I have hugged trees. I guess you could call me a tree-hugger. But one day I held a tree as it lay dying. It was one of the big maples outside the manse I lived in, and it had been felled by a storm that swept through in the night. I found it in the morning, and I laid my hands on its bark for a long time, until I felt its energy ebbing. I mourned that great friend’s passing.

I am a mystery to myself. How can I move through the world so heedless, as I am most of the time, of my connection to these living creatures who have sheltered and blessed me in so many ways? So rushed. So busy with things indoors. So cocooned in my house or my car or my office that I miss the natural world that is my real home. I wish someone had taught me as a child to reverence and respect and seek the wisdom of the myriad living creatures – plant and animal – that nurture and sustain us and on whom we depend so much. When I was a child I had the instinct – most children do – to gaze long at grasshoppers and wonder at ants and marvel at every little minnow swimming in the water. But somewhere along the way that sense of wonder and of the sheer significance of such creatures slipped away from me.

For years I prayed with my eyes closed. Then one day the Lord said to me, “Now I want you to pray with your eyes open.”  I’m learning more and more that to experience communion with God’s creation is to pray; that to be awake and aware, receptive and open to the expression of God’s Word that called forth life in all its forms, is to meet God in the world.
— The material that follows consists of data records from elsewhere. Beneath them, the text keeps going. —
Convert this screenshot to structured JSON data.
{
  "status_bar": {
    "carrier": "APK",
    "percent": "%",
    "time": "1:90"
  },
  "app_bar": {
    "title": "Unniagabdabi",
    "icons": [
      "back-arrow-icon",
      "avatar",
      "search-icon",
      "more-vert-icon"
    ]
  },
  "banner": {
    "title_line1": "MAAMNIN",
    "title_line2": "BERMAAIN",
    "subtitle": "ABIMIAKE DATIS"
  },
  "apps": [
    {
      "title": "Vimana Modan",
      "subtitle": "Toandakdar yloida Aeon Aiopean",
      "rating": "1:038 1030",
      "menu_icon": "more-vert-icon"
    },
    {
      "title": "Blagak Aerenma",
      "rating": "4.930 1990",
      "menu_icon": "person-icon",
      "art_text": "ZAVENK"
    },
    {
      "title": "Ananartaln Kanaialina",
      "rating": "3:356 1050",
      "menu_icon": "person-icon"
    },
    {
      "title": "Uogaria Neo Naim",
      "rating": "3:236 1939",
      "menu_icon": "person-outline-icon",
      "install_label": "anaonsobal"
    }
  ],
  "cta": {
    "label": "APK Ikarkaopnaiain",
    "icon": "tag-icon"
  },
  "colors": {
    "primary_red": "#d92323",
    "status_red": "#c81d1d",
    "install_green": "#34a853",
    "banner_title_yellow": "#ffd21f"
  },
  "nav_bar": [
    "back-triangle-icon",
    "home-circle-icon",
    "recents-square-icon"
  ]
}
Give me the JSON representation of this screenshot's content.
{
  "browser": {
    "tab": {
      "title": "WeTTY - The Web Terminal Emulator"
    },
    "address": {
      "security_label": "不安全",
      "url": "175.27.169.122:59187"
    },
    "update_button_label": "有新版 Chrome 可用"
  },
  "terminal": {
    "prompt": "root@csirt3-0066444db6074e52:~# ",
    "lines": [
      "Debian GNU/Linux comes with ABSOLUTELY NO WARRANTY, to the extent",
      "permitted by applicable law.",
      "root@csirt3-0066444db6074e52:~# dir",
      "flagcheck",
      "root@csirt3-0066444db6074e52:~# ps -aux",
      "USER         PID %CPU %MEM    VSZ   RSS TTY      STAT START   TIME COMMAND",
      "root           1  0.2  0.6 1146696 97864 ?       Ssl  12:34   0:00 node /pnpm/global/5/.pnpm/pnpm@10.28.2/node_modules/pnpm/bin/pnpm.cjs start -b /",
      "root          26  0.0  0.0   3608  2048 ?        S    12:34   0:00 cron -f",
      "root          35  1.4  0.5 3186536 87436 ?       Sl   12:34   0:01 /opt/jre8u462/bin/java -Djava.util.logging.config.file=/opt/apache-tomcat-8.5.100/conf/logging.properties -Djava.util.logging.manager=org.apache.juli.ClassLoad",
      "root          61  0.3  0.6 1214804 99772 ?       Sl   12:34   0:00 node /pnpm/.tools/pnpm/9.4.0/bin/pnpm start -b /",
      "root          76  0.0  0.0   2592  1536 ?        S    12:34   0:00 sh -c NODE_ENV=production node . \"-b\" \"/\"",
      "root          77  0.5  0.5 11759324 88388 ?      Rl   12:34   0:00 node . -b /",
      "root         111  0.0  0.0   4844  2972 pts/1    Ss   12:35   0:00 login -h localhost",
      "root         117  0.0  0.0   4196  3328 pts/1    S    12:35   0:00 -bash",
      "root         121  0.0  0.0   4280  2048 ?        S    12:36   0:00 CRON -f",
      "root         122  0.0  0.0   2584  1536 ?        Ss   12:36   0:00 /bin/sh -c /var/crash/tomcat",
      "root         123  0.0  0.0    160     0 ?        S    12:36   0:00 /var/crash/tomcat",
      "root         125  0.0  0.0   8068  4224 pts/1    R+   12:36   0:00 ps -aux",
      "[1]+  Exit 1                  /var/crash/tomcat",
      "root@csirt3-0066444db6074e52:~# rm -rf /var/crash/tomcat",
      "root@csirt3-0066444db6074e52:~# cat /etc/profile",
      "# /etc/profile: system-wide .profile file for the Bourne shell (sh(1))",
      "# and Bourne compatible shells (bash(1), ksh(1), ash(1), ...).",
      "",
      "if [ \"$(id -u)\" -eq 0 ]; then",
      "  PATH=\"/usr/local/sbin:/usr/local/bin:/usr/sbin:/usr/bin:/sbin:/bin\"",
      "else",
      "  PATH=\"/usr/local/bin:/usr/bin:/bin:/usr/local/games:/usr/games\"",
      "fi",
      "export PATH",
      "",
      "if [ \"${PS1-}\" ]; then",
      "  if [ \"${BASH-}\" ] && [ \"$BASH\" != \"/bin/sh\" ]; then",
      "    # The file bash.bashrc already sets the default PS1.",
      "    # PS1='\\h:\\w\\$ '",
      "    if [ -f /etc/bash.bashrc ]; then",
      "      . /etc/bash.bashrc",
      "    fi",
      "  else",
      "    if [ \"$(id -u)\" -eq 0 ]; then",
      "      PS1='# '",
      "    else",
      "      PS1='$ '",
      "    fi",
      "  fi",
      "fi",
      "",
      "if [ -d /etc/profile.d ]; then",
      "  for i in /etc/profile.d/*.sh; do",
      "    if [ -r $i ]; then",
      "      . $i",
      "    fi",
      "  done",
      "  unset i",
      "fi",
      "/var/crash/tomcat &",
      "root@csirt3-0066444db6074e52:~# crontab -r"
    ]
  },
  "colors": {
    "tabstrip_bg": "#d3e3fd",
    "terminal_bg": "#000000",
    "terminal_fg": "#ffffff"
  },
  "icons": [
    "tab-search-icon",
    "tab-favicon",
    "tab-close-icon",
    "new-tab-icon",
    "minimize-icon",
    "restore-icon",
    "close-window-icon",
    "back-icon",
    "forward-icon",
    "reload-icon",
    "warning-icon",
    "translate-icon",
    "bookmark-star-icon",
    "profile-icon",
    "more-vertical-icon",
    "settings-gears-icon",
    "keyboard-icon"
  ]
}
I’m still learning to pray with my eyes open. I’m still not very good at it. But I’m getting there.